A few journeys and experiences in life have such a gargantuan affect on a person's perspective and outlook on a multitude of concepts that were ingrained, not by anyone in particular and without any specific intentions in mind but just due to the natural flow of life. This past month has been such an amazing journey for me personally. Bitten by an imp of nostalgia! The best part about the whole experience has been that the emotional whirlwind that has accompanied it was totally unexpected.
I visited Pakistan in September 2014 after approximately 4 years seeing many a hardship, ups and downs, and laughter and glee on shores afar. It was an absolutely amazing trip with Ahmed meeting his grandparents for the first time ever, experiencing that overwhelming vibe of reassurance and fulfillment from the General, seeing my mother who at one time had become extremely fragile, emotionally and physically, as hands-down the smartest and wisest of the family and pretty much the sole reason why we've survived as a unit these past 39 years and the penultimate ending to the trip with the whole family reuniting after almost a decade when Umar decided to tarry down for a 10 day getaway.
While there, it occurred to me to inquire about where all our family photographs were. One thing that I've found lacking in Australia is that visual connection to my past, and especially now that we've been blessed with Ahmed, the void and it's gaping existence had become vast bordering on being dreadful and hurting. Anyway, fortunately I found all of them stacked and rusting away in Dad's old file cabinets; standard 32-leaflet photo albums, innumerable black and white pictures with groggy hand writing at on their backs - attempts at upholding a fading family history - and decorative photo albums. These were pictures dating back to the 40's up till the dawn of digital cameras in my family in 2004-05. All in all, we're talking about 2935 pictures encompassing the evolution and progression of my family through the toughest of times to where we are now. Alhamdulilah, Allah has been very kind to us! I wasn't really aware of the magnitude of the task I was undertaking i.e. digitizing the entire family photographic catalogue - a job for which studios charge thousands of dollars; business idea for my budding entrepreneur friends right there!
So, it's taken me almost a month and a half to complete the entire scanning process. This has been by far the most fulfilling and satisfying job that I've ever committed to, and achieved. Safe to say that I've lived my parents' lives through pictures. From pictures encompassing my father's life before marriage, the insight into which has been utterly special - shots that reiterate the importance and potential of following one's dreams and the relentless efforts in achieving them; he is a living embodiment of this sentiment - to his subsequent marriage to Mama and setting sail to their journey together into a world filled with uncertainty and challenges unforeseen, I've had a very real glimpse into it all. As children, I don't think we're ever able to relate to our parents. We only ever see them as these grown-up super-humans capable of fixing any and every ailment faced; the thought of them being children or teenagers at one point at time in their lives doesn't even begin to cross our minds - that's the level of our self-indulgence and preoccupation with ourselves, or that's just being human I guess.

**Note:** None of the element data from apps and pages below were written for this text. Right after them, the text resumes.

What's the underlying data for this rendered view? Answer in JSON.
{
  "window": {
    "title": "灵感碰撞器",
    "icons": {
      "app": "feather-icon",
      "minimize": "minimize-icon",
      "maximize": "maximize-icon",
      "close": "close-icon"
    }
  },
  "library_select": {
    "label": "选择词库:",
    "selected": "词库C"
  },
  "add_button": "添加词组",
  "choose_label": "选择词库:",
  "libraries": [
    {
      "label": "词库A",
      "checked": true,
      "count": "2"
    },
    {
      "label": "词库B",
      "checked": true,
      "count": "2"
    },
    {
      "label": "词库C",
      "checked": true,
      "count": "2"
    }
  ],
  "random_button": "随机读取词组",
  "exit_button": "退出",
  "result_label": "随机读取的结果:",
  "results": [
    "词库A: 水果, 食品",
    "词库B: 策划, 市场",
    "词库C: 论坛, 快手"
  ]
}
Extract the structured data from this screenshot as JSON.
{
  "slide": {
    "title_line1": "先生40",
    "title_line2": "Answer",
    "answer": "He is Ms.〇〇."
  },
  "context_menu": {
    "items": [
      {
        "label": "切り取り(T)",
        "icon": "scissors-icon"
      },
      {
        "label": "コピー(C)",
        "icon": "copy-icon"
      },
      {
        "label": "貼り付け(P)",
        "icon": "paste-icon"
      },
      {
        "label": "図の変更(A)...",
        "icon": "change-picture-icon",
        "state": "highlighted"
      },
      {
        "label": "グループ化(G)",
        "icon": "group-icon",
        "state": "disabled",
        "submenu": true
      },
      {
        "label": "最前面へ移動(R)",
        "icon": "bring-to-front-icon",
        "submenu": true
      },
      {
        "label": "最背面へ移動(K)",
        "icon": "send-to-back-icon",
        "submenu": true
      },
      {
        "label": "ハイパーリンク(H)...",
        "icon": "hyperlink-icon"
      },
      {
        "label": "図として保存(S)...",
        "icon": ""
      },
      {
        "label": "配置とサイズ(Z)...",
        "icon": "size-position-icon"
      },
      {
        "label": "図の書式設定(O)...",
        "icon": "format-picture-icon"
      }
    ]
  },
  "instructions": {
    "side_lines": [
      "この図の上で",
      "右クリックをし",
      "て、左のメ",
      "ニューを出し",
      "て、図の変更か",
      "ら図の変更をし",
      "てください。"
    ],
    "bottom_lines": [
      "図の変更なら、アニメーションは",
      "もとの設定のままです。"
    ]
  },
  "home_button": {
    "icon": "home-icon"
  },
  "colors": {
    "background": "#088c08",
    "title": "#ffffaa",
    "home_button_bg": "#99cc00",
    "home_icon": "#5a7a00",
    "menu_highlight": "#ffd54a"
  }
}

The impotence of not being able to relate to their (parents) lives is one of the biggest reasons children grow up with deep antipathy and grievances directed towards them; it's plain simple intentions misconstrued - if they did screw-up, I'm pretty sure it wasn't out of malice.
This gig has molded a different nerve in me. I'm not sure how but there is a foreign presence which wasn't there earlier. Maybe time and further reflection will iron out the incomprehensible elements in my thought process, or not. No matter what, I'll forever hold whatever I've gained out of gazing into my family's past very dear. I've become overwhelmingly emotional throughout my journey and definitely have shed a tear or two in the process, rest assured not out of sadness even though it did accompany a certain brand of melancholy, but purely out of joy and elation seeing my parents' dreams gain opacity albeit hiccups but then where's the fun without the crippling family histrionics!
My source of enlightenment has been a month long scanning of pictures. By the time Ahmed grows up, he'll have absolutely no connection with my life in Pakistan in a very similar fashion to how I didn't have a clue of what my father's life had been like until I started this crazy task. So basically, this laborious lugging around has been in hopes of preserving family history in order to give an insight in to our roots to the cubs of the family when they come of age and if ever they'd be inclined towards garnering some sort of understanding of our origins.
There's nothing more than I'd like to tell my parents that they've done an absolute gem of a job at raising me and providing me with the best of opportunities so that I could somehow come into my own - thank you for everything Mama and Abu, I love you.